Quickstart options and troubleshooting

Customize and troubleshoot MLflow installation

Python library options

Rather than the default MLflow library, you can install the following variations:


pip install command



pip install mlflow-skinny

Lightweight MLflow package without SQL storage, server, UI, or data science dependencies.


pip install mlflow[extras]

MLflow package with all dependencies needed to run various MLflow flavors. These dependencies are listed in this document.

In-development version

pip install git+https://github.com/mlflow/mlflow.git@master

This is the latest version of MLflow, which may be useful for getting hot-fixes or new features.

Python and Mac OS X

We strongly recommend using a virtual environment manager on Macs. We always recommend using virtual environments, but they are especially important on Mac OS X because the system python version varies depending on the installation and whether you’ve installed the Xcode command line tools. The default environment manager for MLflow is virtualenv. Other popular options are conda and venv.


We release MLflow on:

  • PyPI (pip install mlflow)

  • conda-forge (conda install -c conda-forge mlflow)

R and Java

We release MLflow on:

  • CRAN (install.packages("mlflow"))

  • Maven Central (mlflow-client, mlflow-parent, mlflow-scoring, mlflow-spark)

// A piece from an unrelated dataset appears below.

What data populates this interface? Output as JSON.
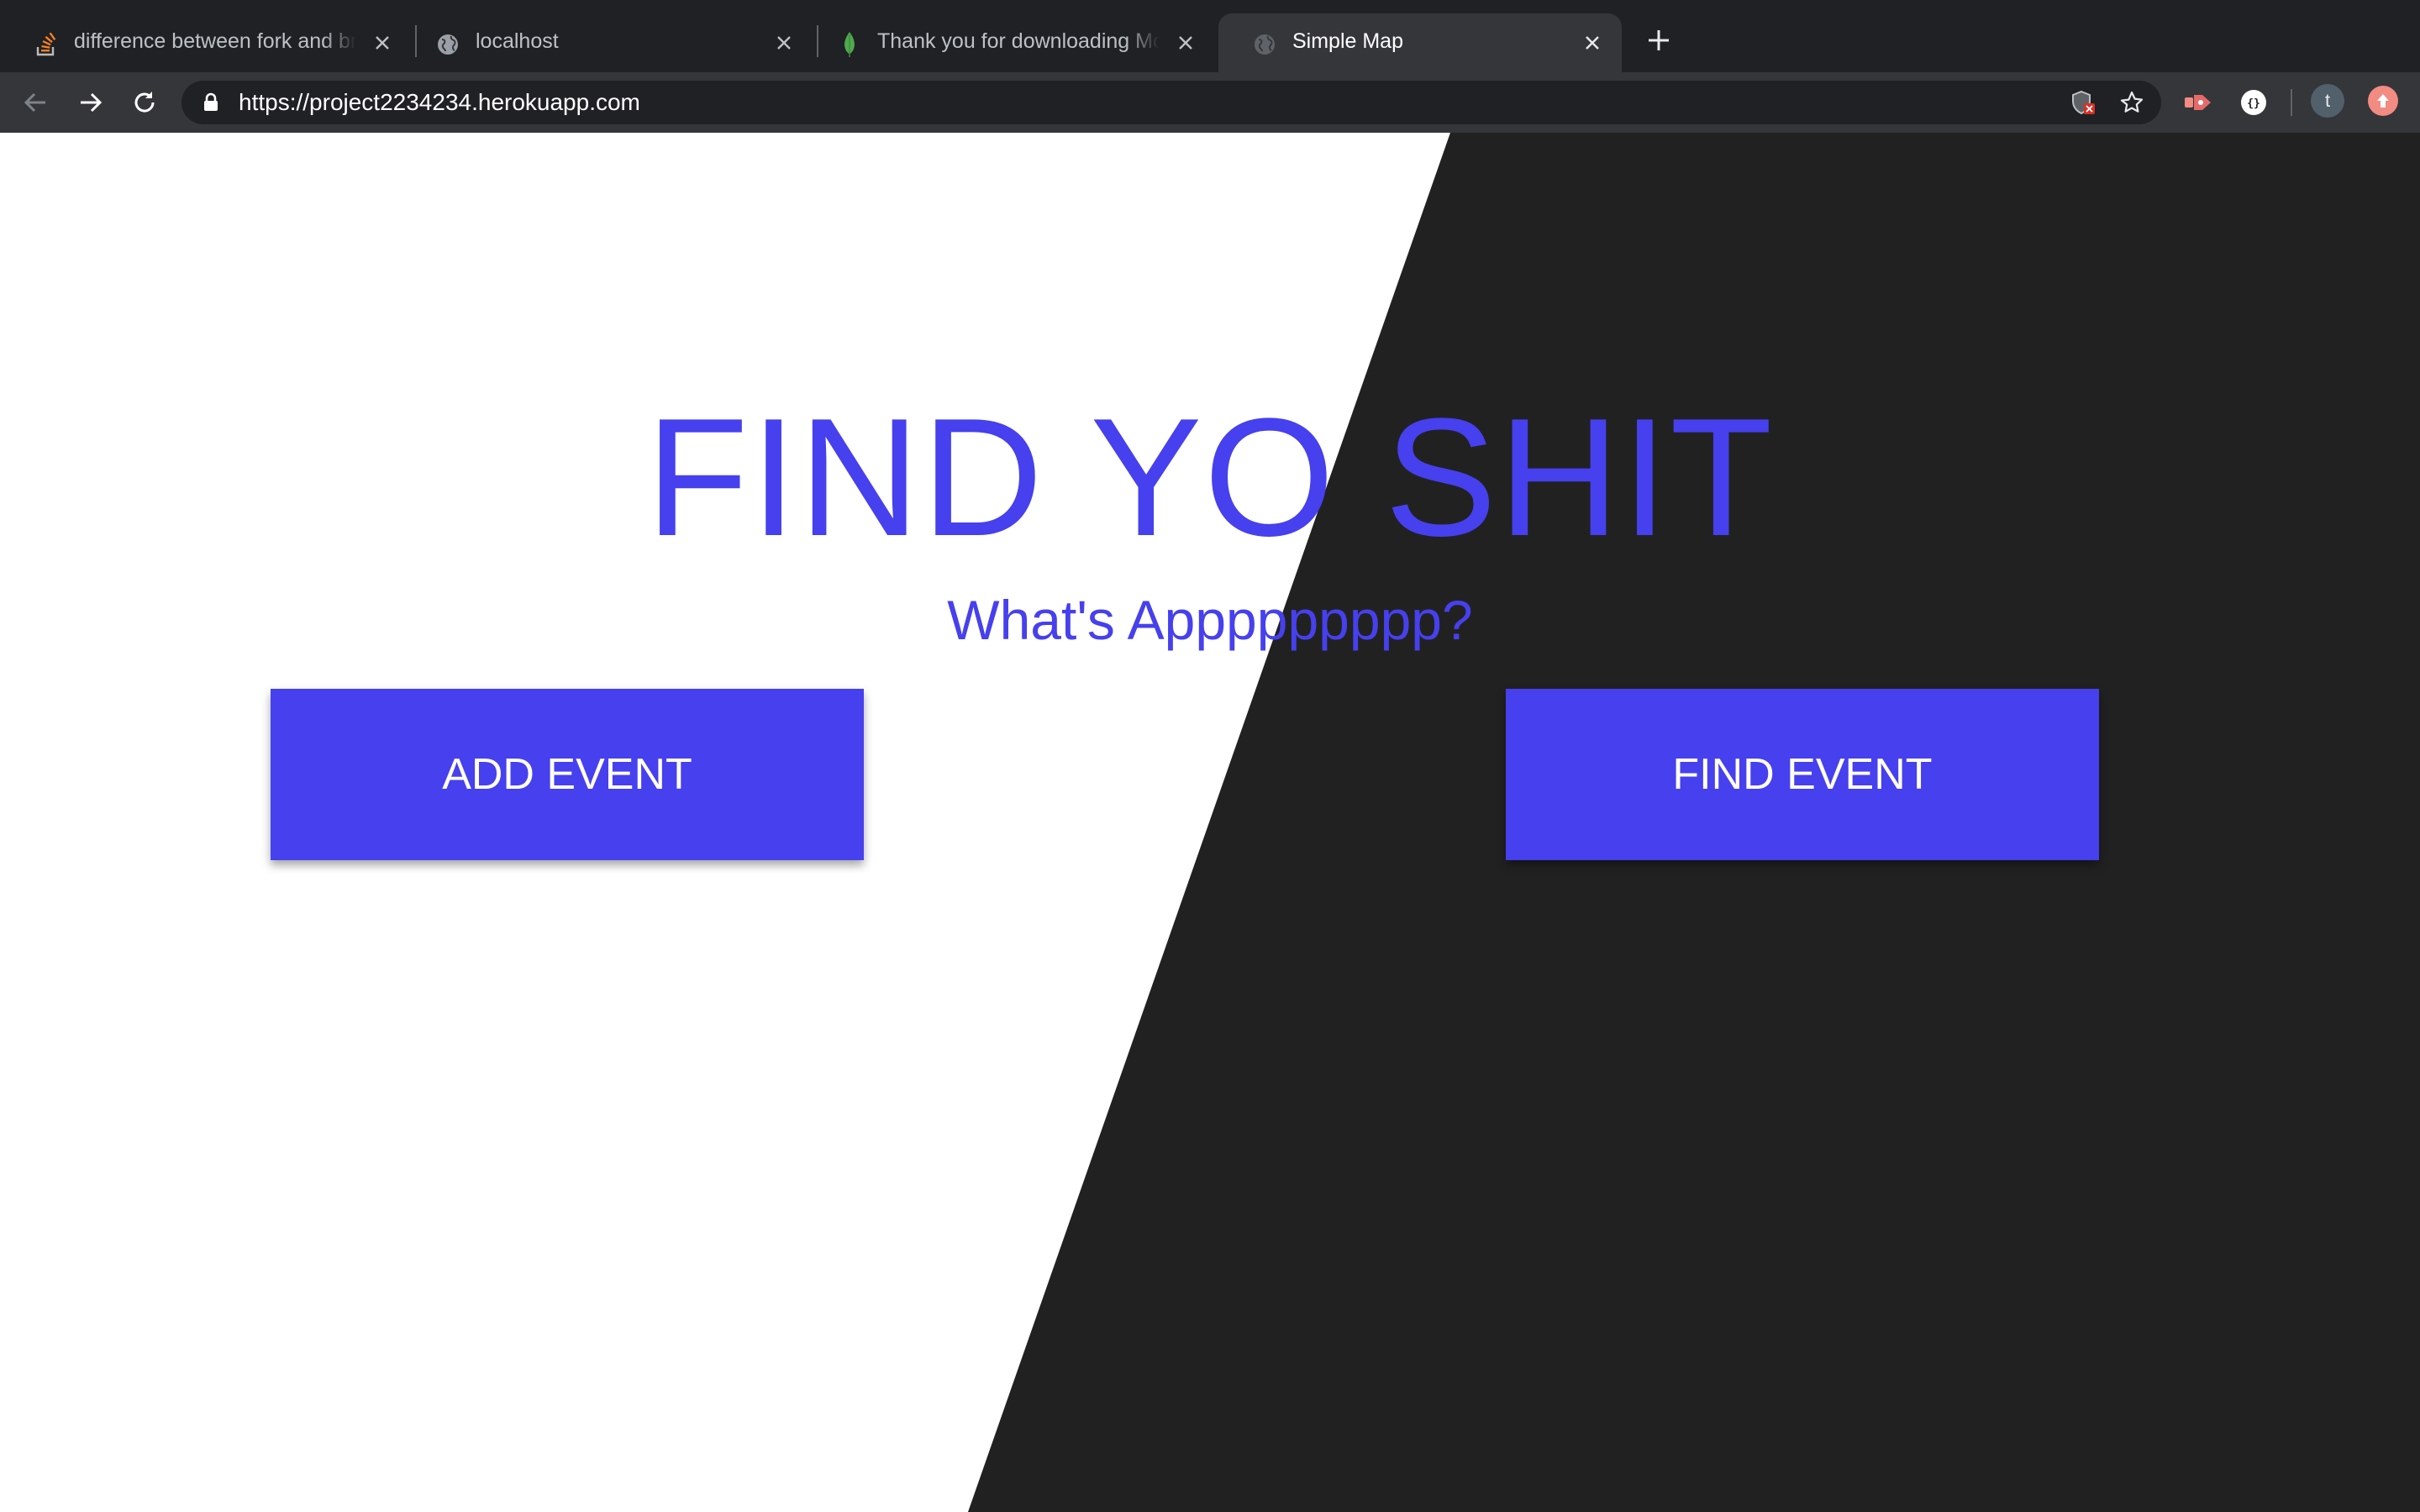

For R, see installing MLflow for R . For Java, see Java API.

Save and serve models

MLflow includes a generic MLmodel format for saving models from a variety of tools in diverse flavors. For example, many models can be served as Python functions, so an MLmodel file can declare how each model should be interpreted as a Python function in order to let various tools serve it. MLflow also includes tools for running such models locally and exporting them to Docker containers or commercial serving platforms.

To illustrate this functionality, the mlflow.sklearn flavor can log scikit-learn models as MLflow artifacts and then load them again for serving. There is an example training application in sklearn_logistic_regression/train.py. To run it, switch to the MLflow repository root and run:

python examples/sklearn_logistic_regression/train.py

When you run the example, it outputs an MLflow run ID for that experiment. If you look at the mlflow ui, you will also see that the run saved a model folder containing an MLmodel description file and a pickled scikit-learn model. You can pass the run ID and the path of the model within the artifacts directory (here model/) to various tools. For example, MLflow includes a simple REST server for python-based models:

mlflow models serve -m --env-manager local runs:/<RUN_ID>/model


By default the server runs on port 5000. If that port is already in use, use the –port option to specify a different port. For example: mlflow models serve -m runs:/<RUN_ID>/model --port 1234

Once you have started the server, you can pass it some sample data and see the predictions.

The following example uses curl to send a JSON-serialized pandas DataFrame with the split orientation to the model server. For more information about the input data formats accepted by the pyfunc model server, see the MLflow deployment tools documentation.

curl -d '{"dataframe_split": {"columns": ["x"], "data": [[1], [-1]]}}' -H 'Content-Type: application/json' -X POST localhost:5000/invocations

which returns:

[1, 0]

For more information, see MLflow Models.